Leaving out all pictures, retype the records exactly.

* **SUPPLIED MATERIAL**

◆ ◆ ◆ ◆ ◆ ◆ ◆

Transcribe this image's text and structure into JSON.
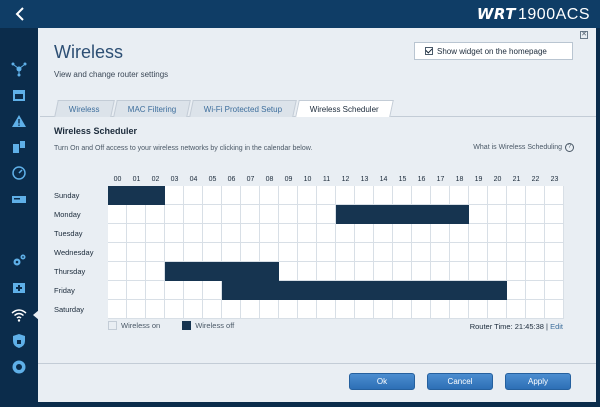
{
  "brand": {
    "prefix": "WRT",
    "model": "1900ACS"
  },
  "header": {
    "title": "Wireless",
    "subtitle": "View and change router settings",
    "widget_label": "Show widget on the homepage",
    "widget_checked": true
  },
  "tabs": [
    {
      "label": "Wireless"
    },
    {
      "label": "MAC Filtering"
    },
    {
      "label": "Wi-Fi Protected Setup"
    },
    {
      "label": "Wireless Scheduler",
      "active": true
    }
  ],
  "scheduler": {
    "title": "Wireless Scheduler",
    "description": "Turn On and Off access to your wireless networks by clicking in the calendar below.",
    "help_link": "What is Wireless Scheduling",
    "hours": [
      "00",
      "01",
      "02",
      "03",
      "04",
      "05",
      "06",
      "07",
      "08",
      "09",
      "10",
      "11",
      "12",
      "13",
      "14",
      "15",
      "16",
      "17",
      "18",
      "19",
      "20",
      "21",
      "22",
      "23"
    ],
    "days": [
      {
        "name": "Sunday",
        "off_hours": [
          0,
          1,
          2
        ]
      },
      {
        "name": "Monday",
        "off_hours": [
          12,
          13,
          14,
          15,
          16,
          17,
          18
        ]
      },
      {
        "name": "Tuesday",
        "off_hours": []
      },
      {
        "name": "Wednesday",
        "off_hours": []
      },
      {
        "name": "Thursday",
        "off_hours": [
          3,
          4,
          5,
          6,
          7,
          8
        ]
      },
      {
        "name": "Friday",
        "off_hours": [
          6,
          7,
          8,
          9,
          10,
          11,
          12,
          13,
          14,
          15,
          16,
          17,
          18,
          19,
          20
        ]
      },
      {
        "name": "Saturday",
        "off_hours": []
      }
    ],
    "legend_on": "Wireless on",
    "legend_off": "Wireless off",
    "router_time_label": "Router Time: 21:45:38",
    "edit_label": "Edit"
  },
  "buttons": {
    "ok": "Ok",
    "cancel": "Cancel",
    "apply": "Apply"
  },
  "colors": {
    "off": "#163450",
    "accent": "#2d6fb5"
  }
}
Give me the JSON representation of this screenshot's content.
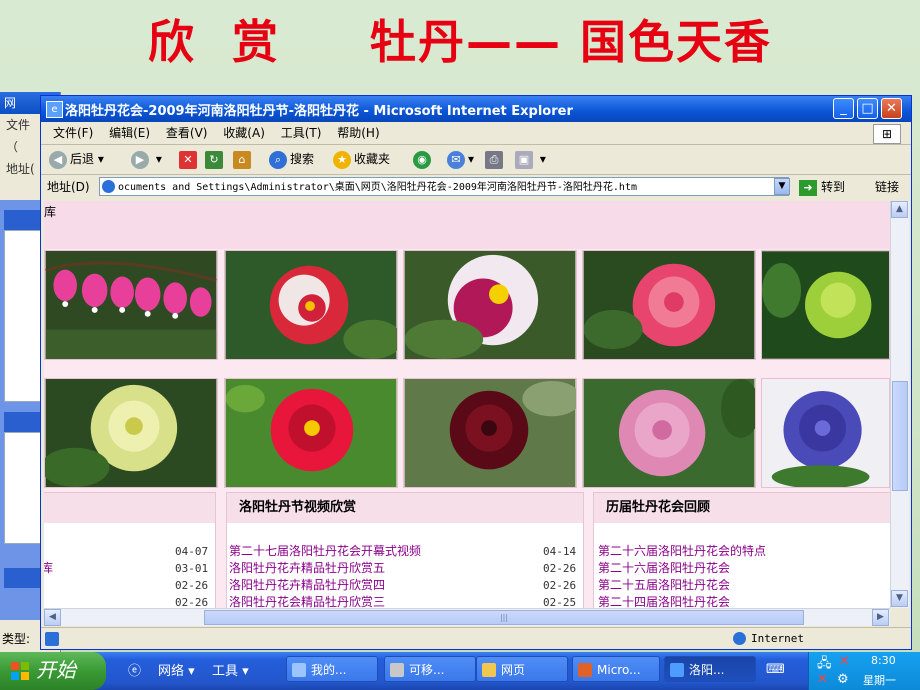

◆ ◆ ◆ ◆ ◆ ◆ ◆

* **THE ANSWER**
Transcribe this image's text and structure into JSON.
{
  "brand": {
    "prefix": "WRT",
    "model": "1900ACS"
  },
  "header": {
    "title": "Wireless",
    "subtitle": "View and change router settings",
    "widget_label": "Show widget on the homepage",
    "widget_checked": true
  },
  "tabs": [
    {
      "label": "Wireless"
    },
    {
      "label": "MAC Filtering"
    },
    {
      "label": "Wi-Fi Protected Setup"
    },
    {
      "label": "Wireless Scheduler",
      "active": true
    }
  ],
  "scheduler": {
    "title": "Wireless Scheduler",
    "description": "Turn On and Off access to your wireless networks by clicking in the calendar below.",
    "help_link": "What is Wireless Scheduling",
    "hours": [
      "00",
      "01",
      "02",
      "03",
      "04",
      "05",
      "06",
      "07",
      "08",
      "09",
      "10",
      "11",
      "12",
      "13",
      "14",
      "15",
      "16",
      "17",
      "18",
      "19",
      "20",
      "21",
      "22",
      "23"
    ],
    "days": [
      {
        "name": "Sunday",
        "off_hours": [
          0,
          1,
          2
        ]
      },
      {
        "name": "Monday",
        "off_hours": [
          12,
          13,
          14,
          15,
          16,
          17,
          18
        ]
      },
      {
        "name": "Tuesday",
        "off_hours": []
      },
      {
        "name": "Wednesday",
        "off_hours": []
      },
      {
        "name": "Thursday",
        "off_hours": [
          3,
          4,
          5,
          6,
          7,
          8
        ]
      },
      {
        "name": "Friday",
        "off_hours": [
          6,
          7,
          8,
          9,
          10,
          11,
          12,
          13,
          14,
          15,
          16,
          17,
          18,
          19,
          20
        ]
      },
      {
        "name": "Saturday",
        "off_hours": []
      }
    ],
    "legend_on": "Wireless on",
    "legend_off": "Wireless off",
    "router_time_label": "Router Time: 21:45:38",
    "edit_label": "Edit"
  },
  "buttons": {
    "ok": "Ok",
    "cancel": "Cancel",
    "apply": "Apply"
  },
  "colors": {
    "off": "#163450",
    "accent": "#2d6fb5"
  }
}
Give me the JSON representation of this screenshot's content.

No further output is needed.